    Some of Julias Ceaser's accomplishments include stabilizing Rome, conquering nations such as Egypt, Gaul, and Britain. He was stabbed to death by senators who feared his influence and power.
  • Period: 27 BCE to 180

    Pax Romana - Peace of Rome

    For 200 years from Augustus to Marcus Aurelius, people enjoyed the Pax Romana, or “Roman Peace”. Roman legions protected and maintained roads, Roman fleets chased pirates, plenty of food, and knowledge and ideas spread throughout the empire.
  • 14 BCE

    End of Octavian's Rule

    He gave himself the title Augustus, “the exalted one.”
    He ruled until 14 A.D., ending the republic but creating a stable government
    A postal service, new roads, and coins helped trade
    A census counted the people to collect taxes fairly
    A well trained civil service was hired, based on merit
  • 4

    Birth of Jesus

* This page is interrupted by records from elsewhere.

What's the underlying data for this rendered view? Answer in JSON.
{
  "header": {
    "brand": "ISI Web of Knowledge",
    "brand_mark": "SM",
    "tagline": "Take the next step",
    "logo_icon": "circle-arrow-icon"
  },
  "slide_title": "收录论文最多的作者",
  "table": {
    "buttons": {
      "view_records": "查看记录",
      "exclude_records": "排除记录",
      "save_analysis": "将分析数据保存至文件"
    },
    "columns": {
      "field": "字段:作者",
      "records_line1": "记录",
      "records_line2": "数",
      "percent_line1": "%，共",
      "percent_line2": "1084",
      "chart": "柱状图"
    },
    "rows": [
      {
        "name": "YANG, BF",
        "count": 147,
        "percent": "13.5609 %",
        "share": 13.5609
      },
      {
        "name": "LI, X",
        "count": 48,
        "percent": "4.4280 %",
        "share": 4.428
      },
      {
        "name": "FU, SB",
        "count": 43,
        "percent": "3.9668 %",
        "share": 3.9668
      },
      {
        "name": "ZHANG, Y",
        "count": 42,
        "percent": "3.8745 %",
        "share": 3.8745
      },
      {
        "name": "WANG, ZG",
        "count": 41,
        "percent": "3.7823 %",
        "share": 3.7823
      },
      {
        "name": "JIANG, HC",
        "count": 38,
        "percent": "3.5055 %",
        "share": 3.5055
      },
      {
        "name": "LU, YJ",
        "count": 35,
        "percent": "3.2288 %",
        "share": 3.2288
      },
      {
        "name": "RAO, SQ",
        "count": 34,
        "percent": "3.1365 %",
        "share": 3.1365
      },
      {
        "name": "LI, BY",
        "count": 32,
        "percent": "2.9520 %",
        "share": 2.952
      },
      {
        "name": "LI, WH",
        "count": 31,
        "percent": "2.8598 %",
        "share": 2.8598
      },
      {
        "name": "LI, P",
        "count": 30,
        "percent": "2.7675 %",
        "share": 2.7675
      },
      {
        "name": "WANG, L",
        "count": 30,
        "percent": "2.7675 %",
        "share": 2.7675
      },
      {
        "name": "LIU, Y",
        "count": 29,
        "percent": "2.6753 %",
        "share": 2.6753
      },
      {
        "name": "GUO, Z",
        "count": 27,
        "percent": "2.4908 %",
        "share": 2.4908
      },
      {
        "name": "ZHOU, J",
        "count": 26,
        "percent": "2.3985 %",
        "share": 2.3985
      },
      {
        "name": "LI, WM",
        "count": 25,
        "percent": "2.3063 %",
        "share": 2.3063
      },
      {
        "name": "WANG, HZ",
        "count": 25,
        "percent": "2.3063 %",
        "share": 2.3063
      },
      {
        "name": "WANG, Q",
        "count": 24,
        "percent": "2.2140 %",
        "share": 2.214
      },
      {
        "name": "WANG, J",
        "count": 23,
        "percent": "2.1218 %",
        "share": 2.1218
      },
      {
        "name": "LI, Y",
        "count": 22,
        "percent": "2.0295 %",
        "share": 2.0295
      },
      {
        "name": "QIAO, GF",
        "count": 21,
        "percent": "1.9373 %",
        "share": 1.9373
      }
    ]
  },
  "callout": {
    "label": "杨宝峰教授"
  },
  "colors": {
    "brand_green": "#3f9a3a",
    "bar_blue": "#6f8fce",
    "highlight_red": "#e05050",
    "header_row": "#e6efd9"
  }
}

    Jesus was born around 4 BC in Bethlehem, near Jerusalem.
  • 33

    Death of Jesus

    Jesus was crucified in 33 AD and had then raised to life three days later. His 12 disciples continued to spread this and started the Christian Church
  • 66

    Rebellion against Rome because of Christianity

    In AD 66, discontent turned into open rebellion against Rome.
    This is because the Zealots called for a revolt against Rome. Many believed that God would soon send a messiah, an anointed king, who would lead them to freedom from Rome.
  • 70

    Destruction of Jerusalem

    In AD 70, Rome crushed the uprising and burned the Jewish temple in Jerusalem
  • 79

    Mt. Vesuvius

    In A.D. 79, a volcano, Mt. Vesuvius, erupted, burying Pompeii in ash, trapping residents but preserving their homes and artwork.
    Historians are able to see exactly what a Roman city was like because this was so well preserved because it was trapped in ash,
  • Period: 81 to 96


    He was a brutal Emperor known for being a dominating emperor. He took away all power from the Senate and ruled with an iron fist. He severely persecuted Christians. He was very loyal to Roman religion
  • 96


    Granted amnesty to all persecuted by Domitian. Improved roads and aqueducts. He realized how wrong Domitian was and tried to improve the relations between the government and the people.
  • 117


    Hadrian - Become emperor in 117 AD. He was away from Rome for 12 years. Rebuilt the Pantheon and built Hadrian’s Wall. He was the Emperor responsible for the destruction of Jerusalem.
  • 180

    Death of Marcus Aurelius

    Marcus Aurelius was the smartest emperor. Conquered the Germanians. He died in 180 AD and succeeded by his son, Commodus
  • 284

    Diocletian's Attempt

    In 284, Emperor Diocletian set out to restore order in the empire. He appointed a co-emperor, Maximian, and divided the empire in half to ease administration
    Maximian ruled the western provinces while Diocletian retained the wealthier eastern provinces
  • 312

    Constantine's Conversion

    In 312 AD the emperor Constantine was getting ready for a battle
    He saw a vision of a cross that said he would win. He believed Jesus helped him win
    Constantine ordered all persecution to stop and he becomes a Christian
  • 313

    Edict of Milan

    In AD 313 the Edict of Milan granted freedom of worship to the citizens of the Roman empire
    By the end of the century, Emperor Theodosius made Christianity the official religion of Rome.
  • 370

    The Huns

    The vicious Huns moved into Central Europe, pushing the Visigoths, Ostrogoths, and others before them.